- Pharmacology, Veterinary Medicine. a round mass of medicinal material, larger than an ordinary pill. Abbreviation: bol.
- a soft, roundish mass or lump, especially of chewed food.
Origin of bolus
1595–1605; < Late Latin bōlus clod of earth < Greek bôlos clod, lump; see bole2
Dictionary.com Unabridged Based on the Random House Unabridged Dictionary, © Random House, Inc. 2018
Examples from the Web for bolus
But whatever $54 million antibiotic the bolus of cash might produce will itself become useless after a year or a decade.Drug-Resistant Gonorrhea, the ‘Sex Superbug,’ Is Not Worse Than AIDS
May 7, 2013
And gave it to him,—a bolus as large as a musket ball, and as heavy.The Story of a Mine
There you sit snoring, forgetting her ills; Who is to give her her Bolus and Pills?The Book of Humorous Verse
The dose is two drachms in powder, or the same made into a bolus.The Mystery and Romance of Alchemy and Pharmacy
Charles John Samuel Thompson
Basilie powder one scruple, conserve of wormwood, a sufficient quantity to make into one bolus for an adult.
Anti-emetic and anti-flatulent; in colic, diarrha, &c.; in the form of a bolus, or made into a mixture.
- a small round soft mass, esp of chewed food
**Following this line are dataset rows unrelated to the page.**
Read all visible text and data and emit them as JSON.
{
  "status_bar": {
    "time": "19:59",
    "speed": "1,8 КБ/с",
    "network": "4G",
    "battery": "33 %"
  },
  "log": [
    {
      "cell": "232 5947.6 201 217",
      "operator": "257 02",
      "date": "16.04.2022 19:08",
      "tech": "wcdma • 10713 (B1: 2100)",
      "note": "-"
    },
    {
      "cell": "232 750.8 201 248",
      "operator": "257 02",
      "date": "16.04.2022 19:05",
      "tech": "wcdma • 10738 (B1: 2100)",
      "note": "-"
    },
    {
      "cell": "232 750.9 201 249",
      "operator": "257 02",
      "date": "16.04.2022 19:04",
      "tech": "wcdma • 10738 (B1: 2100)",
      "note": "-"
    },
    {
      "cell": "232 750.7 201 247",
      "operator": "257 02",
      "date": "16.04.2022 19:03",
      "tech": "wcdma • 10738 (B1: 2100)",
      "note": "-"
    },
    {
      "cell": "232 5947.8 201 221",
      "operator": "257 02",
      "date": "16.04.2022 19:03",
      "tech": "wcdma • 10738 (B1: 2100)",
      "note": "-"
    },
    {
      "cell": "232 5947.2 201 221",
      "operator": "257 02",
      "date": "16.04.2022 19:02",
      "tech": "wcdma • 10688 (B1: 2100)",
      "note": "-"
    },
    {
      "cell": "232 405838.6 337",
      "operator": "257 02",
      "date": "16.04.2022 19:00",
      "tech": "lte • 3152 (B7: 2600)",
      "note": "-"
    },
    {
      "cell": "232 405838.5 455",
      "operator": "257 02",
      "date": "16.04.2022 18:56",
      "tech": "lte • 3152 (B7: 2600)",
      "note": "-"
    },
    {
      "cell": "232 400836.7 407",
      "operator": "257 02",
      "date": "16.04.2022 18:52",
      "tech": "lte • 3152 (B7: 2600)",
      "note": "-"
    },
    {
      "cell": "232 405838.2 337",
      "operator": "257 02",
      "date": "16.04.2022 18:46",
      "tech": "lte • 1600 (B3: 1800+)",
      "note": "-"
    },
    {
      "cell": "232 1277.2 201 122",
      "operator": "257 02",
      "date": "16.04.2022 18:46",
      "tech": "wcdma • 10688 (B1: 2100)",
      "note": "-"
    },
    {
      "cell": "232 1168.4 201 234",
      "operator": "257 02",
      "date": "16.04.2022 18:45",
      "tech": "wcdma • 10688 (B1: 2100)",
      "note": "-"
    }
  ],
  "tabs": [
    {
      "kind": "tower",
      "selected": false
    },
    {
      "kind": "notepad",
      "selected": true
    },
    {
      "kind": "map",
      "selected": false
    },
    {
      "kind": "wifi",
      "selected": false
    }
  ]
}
- an intravenous injection of a single dose of a drug over a short period
- obsolete a large pill or tablet used in veterinary and clinical medicine
- another word for bole 2
C17: from New Latin, from Greek bōlos clod, lump
Collins English Dictionary - Complete & Unabridged 2012 Digital Edition © William Collins Sons & Co. Ltd. 1979, 1986 © HarperCollins Publishers 1998, 2000, 2003, 2005, 2006, 2007, 2009, 2012
- A round mass.
- A single, relatively large dose of a drug that is administered for therapeutic purposes and taken orally.
- A concentrated mass of a pharmaceutical substance administered intravenously for therapeutic or diagnostic purposes.
- A soft mass of chewed food within the mouth or alimentary canal.
The American Heritage® Stedman's Medical Dictionary Copyright © 2002, 2001, 1995 by Houghton Mifflin Company. Published by Houghton Mifflin Company.